Problem statement:
Without the pictures, output all of the data exactly.

Task material:
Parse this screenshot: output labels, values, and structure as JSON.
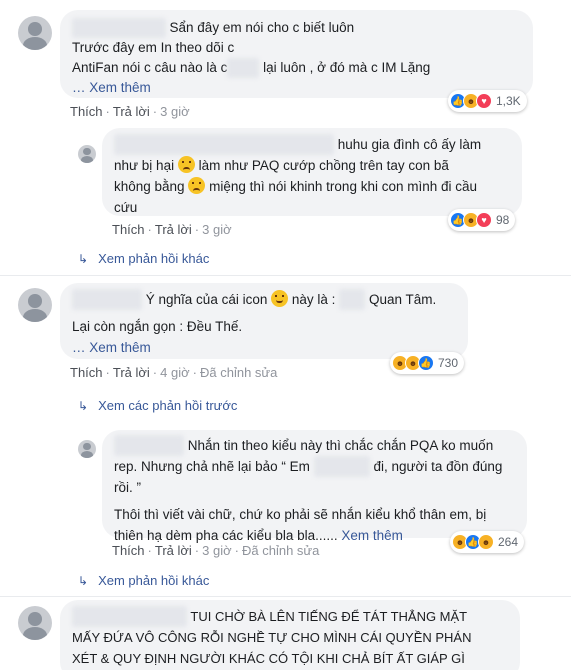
{
  "comment1": {
    "text_line1": "Sẩn đây em nói cho c biết luôn",
    "text_line2": "Trước đây em In theo dõi c",
    "text_line3a": "AntiFan nói c câu nào là c",
    "text_line3b": "lại luôn , ở đó mà c IM Lặng",
    "see_more": "… Xem thêm",
    "reaction_count": "1,3K",
    "like": "Thích",
    "reply": "Trả lời",
    "time": "3 giờ"
  },
  "reply1": {
    "text_line1": "huhu gia đình cô ấy làm",
    "text_line2a": "như bị hại",
    "text_line2b": "làm như PAQ cướp chồng trên tay con bã",
    "text_line3a": "không bằng",
    "text_line3b": "miệng thì nói khinh trong khi con mình đi cầu",
    "text_line4": "cứu",
    "reaction_count": "98",
    "like": "Thích",
    "reply": "Trả lời",
    "time": "3 giờ"
  },
  "more_replies1": "Xem phản hồi khác",
  "comment2": {
    "text_line1a": "Ý nghĩa của cái icon",
    "text_line1b": "này là :",
    "text_line1c": "Quan Tâm.",
    "text_line2": "Lại còn ngắn gọn : Đều Thế.",
    "see_more": "… Xem thêm",
    "reaction_count": "730",
    "like": "Thích",
    "reply": "Trả lời",
    "time": "4 giờ",
    "edited": "Đã chỉnh sửa"
  },
  "previous_replies": "Xem các phản hồi trước",
  "reply2": {
    "text_line1": "Nhắn tin theo kiểu này thì chắc chắn PQA ko muốn",
    "text_line2a": "rep. Nhưng chả nhẽ lại bảo “ Em",
    "text_line2b": "đi, người ta đồn đúng",
    "text_line3": "rồi. ”",
    "text_line4": "Thôi thì viết vài chữ, chứ ko phải sẽ nhắn kiểu khổ thân em, bị",
    "text_line5": "thiên hạ dèm pha các kiểu bla bla......",
    "see_more": "Xem thêm",
    "reaction_count": "264",
    "like": "Thích",
    "reply": "Trả lời",
    "time": "3 giờ",
    "edited": "Đã chỉnh sửa"
  },
  "more_replies2": "Xem phản hồi khác",
  "comment3": {
    "text_line1": "TUI CHỜ BÀ LÊN TIẾNG ĐỂ TÁT THẲNG MẶT",
    "text_line2": "MẤY ĐỨA VÔ CÔNG RỖI NGHỀ TỰ CHO MÌNH CÁI QUYỀN PHÁN",
    "text_line3": "XÉT & QUY ĐỊNH NGƯỜI KHÁC CÓ TỘI KHI CHẢ BÍT ẤT GIÁP GÌ"
  },
  "colors": {
    "link": "#385898",
    "bubble": "#f2f3f5",
    "like": "#1877f2",
    "love": "#f33e58",
    "haha": "#f7b125"
  }
}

Result for this exercise:
Parse this screenshot: output labels, values, and structure as JSON.
{
  "comment1": {
    "text_line1": "Sẩn đây em nói cho c biết luôn",
    "text_line2": "Trước đây em In theo dõi c",
    "text_line3a": "AntiFan nói c câu nào là c",
    "text_line3b": "lại luôn , ở đó mà c IM Lặng",
    "see_more": "… Xem thêm",
    "reaction_count": "1,3K",
    "like": "Thích",
    "reply": "Trả lời",
    "time": "3 giờ"
  },
  "reply1": {
    "text_line1": "huhu gia đình cô ấy làm",
    "text_line2a": "như bị hại",
    "text_line2b": "làm như PAQ cướp chồng trên tay con bã",
    "text_line3a": "không bằng",
    "text_line3b": "miệng thì nói khinh trong khi con mình đi cầu",
    "text_line4": "cứu",
    "reaction_count": "98",
    "like": "Thích",
    "reply": "Trả lời",
    "time": "3 giờ"
  },
  "more_replies1": "Xem phản hồi khác",
  "comment2": {
    "text_line1a": "Ý nghĩa của cái icon",
    "text_line1b": "này là :",
    "text_line1c": "Quan Tâm.",
    "text_line2": "Lại còn ngắn gọn : Đều Thế.",
    "see_more": "… Xem thêm",
    "reaction_count": "730",
    "like": "Thích",
    "reply": "Trả lời",
    "time": "4 giờ",
    "edited": "Đã chỉnh sửa"
  },
  "previous_replies": "Xem các phản hồi trước",
  "reply2": {
    "text_line1": "Nhắn tin theo kiểu này thì chắc chắn PQA ko muốn",
    "text_line2a": "rep. Nhưng chả nhẽ lại bảo “ Em",
    "text_line2b": "đi, người ta đồn đúng",
    "text_line3": "rồi. ”",
    "text_line4": "Thôi thì viết vài chữ, chứ ko phải sẽ nhắn kiểu khổ thân em, bị",
    "text_line5": "thiên hạ dèm pha các kiểu bla bla......",
    "see_more": "Xem thêm",
    "reaction_count": "264",
    "like": "Thích",
    "reply": "Trả lời",
    "time": "3 giờ",
    "edited": "Đã chỉnh sửa"
  },
  "more_replies2": "Xem phản hồi khác",
  "comment3": {
    "text_line1": "TUI CHỜ BÀ LÊN TIẾNG ĐỂ TÁT THẲNG MẶT",
    "text_line2": "MẤY ĐỨA VÔ CÔNG RỖI NGHỀ TỰ CHO MÌNH CÁI QUYỀN PHÁN",
    "text_line3": "XÉT & QUY ĐỊNH NGƯỜI KHÁC CÓ TỘI KHI CHẢ BÍT ẤT GIÁP GÌ"
  },
  "colors": {
    "link": "#385898",
    "bubble": "#f2f3f5",
    "like": "#1877f2",
    "love": "#f33e58",
    "haha": "#f7b125"
  }
}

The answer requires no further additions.